■ Work required ■
In the listing that follows, copy out each line that includes the word "label".

■ Given data ■
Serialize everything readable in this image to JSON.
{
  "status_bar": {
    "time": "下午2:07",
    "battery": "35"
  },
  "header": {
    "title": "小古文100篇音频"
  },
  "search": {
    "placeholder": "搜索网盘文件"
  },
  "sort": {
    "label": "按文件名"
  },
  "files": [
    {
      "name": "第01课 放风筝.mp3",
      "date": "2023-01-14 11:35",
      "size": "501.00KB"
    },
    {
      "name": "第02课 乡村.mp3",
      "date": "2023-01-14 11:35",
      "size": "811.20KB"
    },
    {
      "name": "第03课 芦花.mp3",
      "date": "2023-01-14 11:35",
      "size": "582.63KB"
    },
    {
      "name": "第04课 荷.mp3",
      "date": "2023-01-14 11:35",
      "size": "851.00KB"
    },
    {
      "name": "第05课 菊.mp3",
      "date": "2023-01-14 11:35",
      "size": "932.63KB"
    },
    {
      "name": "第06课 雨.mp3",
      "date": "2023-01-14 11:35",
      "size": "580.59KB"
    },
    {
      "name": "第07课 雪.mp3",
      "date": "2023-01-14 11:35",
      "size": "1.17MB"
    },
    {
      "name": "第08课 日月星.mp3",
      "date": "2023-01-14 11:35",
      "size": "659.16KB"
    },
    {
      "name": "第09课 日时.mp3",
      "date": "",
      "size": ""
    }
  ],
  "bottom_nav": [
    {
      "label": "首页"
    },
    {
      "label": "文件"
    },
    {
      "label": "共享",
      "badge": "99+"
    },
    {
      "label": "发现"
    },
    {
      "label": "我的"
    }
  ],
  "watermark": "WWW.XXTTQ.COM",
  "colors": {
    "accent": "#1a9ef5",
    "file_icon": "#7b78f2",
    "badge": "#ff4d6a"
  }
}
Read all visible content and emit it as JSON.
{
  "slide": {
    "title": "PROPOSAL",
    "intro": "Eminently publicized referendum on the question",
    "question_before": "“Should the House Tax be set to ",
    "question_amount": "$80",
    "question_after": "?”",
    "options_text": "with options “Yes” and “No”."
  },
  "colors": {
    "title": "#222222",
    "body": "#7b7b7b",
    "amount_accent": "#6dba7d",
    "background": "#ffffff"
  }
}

■ Solution to the problem ■
    "label": "按文件名"
      "label": "首页"
      "label": "文件"
      "label": "共享",
      "label": "发现"
      "label": "我的"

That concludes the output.